Antiretroviral medicine therapeutic

The discovery of antiretroviral therapy - the use of HIV medicines to treat the virus - has had a positive effect on the health and well-being of people living with it, improving their quality of life. Unfortunately, if treatment is stopped, HIV rebounds to the detriment of the patient. Now, research has shown that some patients, who are treated soon after being infected by HIV, may go off treatment for prolonged periods. Work is being done to predict who will be able to stop treatment.

“The difference made by starting treatment earlier is enormous. Delaying treatment is denying yourself the right to health,” Professor Frater says. However, this does not mean that the virus is cured. “A person can live for ten years without being on HIV treatment, but is that enough?” he went on to ask.

Healthy lifestyles encouraged

The National Department of Health will adopt a test and treat immediately strategy later this year to improve patient health and curb the spread of HIV. ,This is another reason why everybody should know their status and start treatment as soon as possible.

Search for a cure continues

More research is being conducted to establish whether HIV can be eradicated. Remission gives hope that a permanent cure may be found eventually. “Will a cure for HIV ever be found? Time will tell,” he concluded.

We use cookies to make interactions with our websites and services easy and meaningful.
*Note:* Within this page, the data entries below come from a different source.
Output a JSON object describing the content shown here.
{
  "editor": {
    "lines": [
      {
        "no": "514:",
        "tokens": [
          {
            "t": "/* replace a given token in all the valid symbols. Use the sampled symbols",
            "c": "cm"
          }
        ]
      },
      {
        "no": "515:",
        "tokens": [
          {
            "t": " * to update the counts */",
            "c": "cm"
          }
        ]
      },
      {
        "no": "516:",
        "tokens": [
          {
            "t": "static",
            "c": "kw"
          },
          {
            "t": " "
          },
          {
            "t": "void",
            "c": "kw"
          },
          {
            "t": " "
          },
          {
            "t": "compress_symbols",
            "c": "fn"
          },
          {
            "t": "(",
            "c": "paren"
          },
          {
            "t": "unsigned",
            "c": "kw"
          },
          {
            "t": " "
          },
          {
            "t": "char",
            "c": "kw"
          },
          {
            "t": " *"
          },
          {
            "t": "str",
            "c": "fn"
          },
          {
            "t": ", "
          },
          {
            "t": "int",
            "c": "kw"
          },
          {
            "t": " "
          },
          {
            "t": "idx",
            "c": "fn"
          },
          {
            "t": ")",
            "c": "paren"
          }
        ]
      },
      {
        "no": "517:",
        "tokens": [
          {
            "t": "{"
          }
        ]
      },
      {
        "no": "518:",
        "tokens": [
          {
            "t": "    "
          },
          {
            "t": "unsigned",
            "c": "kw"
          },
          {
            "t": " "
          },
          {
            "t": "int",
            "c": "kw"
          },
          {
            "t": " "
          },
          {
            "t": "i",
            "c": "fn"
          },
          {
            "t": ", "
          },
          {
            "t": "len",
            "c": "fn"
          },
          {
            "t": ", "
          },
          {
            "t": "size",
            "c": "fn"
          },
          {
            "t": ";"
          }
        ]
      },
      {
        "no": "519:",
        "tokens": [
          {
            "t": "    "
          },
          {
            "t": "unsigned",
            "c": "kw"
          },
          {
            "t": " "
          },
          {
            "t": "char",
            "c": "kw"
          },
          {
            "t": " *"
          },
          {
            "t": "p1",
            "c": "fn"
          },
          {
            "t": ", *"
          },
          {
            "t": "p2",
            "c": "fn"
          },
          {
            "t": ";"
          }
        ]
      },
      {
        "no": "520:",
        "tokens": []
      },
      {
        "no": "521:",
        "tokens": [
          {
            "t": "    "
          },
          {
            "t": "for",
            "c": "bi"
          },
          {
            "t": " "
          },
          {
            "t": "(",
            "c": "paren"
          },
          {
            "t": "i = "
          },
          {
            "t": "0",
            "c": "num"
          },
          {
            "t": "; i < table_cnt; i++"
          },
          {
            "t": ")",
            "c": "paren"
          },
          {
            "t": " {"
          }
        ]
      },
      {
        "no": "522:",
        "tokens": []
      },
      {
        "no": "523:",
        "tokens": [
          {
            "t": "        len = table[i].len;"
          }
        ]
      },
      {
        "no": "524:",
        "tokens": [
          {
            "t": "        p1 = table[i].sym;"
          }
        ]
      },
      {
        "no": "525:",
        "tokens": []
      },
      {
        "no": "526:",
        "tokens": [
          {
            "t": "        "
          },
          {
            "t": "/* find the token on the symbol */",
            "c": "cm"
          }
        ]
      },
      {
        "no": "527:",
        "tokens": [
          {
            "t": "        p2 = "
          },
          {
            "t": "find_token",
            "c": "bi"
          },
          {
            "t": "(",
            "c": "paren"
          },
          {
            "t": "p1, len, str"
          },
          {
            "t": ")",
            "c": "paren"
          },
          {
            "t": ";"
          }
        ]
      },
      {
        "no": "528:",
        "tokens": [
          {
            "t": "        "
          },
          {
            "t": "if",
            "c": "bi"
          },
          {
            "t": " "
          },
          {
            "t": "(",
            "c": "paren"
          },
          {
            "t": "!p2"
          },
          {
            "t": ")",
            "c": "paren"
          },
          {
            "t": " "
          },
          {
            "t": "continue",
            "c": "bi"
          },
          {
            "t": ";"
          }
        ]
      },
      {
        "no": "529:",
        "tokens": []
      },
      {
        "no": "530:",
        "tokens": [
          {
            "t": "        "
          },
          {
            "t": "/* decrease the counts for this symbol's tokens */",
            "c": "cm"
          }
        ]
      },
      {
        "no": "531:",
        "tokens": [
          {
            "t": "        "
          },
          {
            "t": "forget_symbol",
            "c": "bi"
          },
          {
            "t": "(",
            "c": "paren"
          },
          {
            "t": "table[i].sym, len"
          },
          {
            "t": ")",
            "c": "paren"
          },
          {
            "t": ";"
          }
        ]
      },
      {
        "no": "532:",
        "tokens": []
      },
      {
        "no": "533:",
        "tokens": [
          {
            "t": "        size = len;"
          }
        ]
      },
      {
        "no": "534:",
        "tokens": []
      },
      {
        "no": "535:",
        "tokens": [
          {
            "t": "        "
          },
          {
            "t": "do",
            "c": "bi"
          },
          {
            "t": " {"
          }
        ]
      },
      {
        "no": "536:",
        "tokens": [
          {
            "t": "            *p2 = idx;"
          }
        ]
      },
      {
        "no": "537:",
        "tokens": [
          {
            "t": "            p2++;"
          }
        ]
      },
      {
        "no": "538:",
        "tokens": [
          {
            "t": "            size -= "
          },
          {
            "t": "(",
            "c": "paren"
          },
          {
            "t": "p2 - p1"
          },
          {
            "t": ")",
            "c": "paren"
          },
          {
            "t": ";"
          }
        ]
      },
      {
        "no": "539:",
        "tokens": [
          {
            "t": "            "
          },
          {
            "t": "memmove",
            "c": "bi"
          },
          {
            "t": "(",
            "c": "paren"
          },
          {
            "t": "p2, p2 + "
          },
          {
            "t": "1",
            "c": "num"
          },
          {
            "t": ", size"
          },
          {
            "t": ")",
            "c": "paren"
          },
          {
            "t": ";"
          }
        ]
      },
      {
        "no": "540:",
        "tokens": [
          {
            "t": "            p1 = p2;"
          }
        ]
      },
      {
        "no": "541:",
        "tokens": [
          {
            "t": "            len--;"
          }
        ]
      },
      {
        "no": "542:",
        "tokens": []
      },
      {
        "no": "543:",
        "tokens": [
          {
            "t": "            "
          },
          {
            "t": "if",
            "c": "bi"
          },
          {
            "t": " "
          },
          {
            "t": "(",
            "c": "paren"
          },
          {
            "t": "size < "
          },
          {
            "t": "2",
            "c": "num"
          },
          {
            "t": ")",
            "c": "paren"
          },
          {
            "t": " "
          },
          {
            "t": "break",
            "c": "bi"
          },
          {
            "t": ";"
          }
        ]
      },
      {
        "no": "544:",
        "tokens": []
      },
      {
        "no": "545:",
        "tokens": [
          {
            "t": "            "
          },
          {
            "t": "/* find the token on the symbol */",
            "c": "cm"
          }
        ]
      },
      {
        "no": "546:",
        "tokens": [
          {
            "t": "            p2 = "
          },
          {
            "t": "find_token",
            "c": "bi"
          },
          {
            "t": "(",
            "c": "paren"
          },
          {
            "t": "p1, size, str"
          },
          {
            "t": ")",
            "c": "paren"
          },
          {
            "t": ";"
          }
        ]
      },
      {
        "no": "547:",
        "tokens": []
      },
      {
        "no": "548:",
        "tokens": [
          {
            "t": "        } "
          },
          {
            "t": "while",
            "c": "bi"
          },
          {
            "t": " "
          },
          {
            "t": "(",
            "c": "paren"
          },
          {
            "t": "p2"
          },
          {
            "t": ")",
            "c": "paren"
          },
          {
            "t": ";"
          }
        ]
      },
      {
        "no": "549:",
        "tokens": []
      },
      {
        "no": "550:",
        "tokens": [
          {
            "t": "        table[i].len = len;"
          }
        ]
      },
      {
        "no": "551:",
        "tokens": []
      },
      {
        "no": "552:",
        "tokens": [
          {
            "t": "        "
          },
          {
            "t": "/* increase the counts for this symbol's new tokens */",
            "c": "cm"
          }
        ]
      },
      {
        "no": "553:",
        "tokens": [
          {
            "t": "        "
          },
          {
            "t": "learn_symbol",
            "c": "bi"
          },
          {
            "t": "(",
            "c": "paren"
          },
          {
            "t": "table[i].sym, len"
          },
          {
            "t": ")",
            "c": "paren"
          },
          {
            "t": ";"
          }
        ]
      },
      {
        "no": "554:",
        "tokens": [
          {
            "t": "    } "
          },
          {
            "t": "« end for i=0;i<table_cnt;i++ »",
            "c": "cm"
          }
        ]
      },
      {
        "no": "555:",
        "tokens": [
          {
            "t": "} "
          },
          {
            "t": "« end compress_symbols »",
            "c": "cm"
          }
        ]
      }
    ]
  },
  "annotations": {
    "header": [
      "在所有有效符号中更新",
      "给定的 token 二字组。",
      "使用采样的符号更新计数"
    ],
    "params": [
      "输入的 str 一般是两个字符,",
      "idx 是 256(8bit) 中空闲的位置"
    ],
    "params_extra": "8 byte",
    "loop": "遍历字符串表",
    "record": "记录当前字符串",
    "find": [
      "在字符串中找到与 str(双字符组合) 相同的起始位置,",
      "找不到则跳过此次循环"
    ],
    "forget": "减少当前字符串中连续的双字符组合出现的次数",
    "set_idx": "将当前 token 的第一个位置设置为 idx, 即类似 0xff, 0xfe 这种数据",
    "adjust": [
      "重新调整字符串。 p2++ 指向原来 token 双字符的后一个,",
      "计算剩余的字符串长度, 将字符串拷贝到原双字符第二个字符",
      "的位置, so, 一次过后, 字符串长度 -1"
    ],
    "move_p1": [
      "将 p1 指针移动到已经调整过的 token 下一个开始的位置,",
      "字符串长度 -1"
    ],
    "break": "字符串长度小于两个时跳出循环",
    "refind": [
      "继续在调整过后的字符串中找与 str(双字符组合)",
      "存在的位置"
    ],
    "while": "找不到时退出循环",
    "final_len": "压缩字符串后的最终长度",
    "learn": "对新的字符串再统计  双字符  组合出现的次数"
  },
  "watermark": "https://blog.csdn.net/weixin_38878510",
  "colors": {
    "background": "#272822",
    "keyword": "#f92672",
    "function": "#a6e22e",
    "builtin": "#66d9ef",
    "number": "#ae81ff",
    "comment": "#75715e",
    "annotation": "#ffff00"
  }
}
To better understand how they are used, read more about the UFS cookie policy. By continuing to use this site you are giving us your consent to do this.

Accept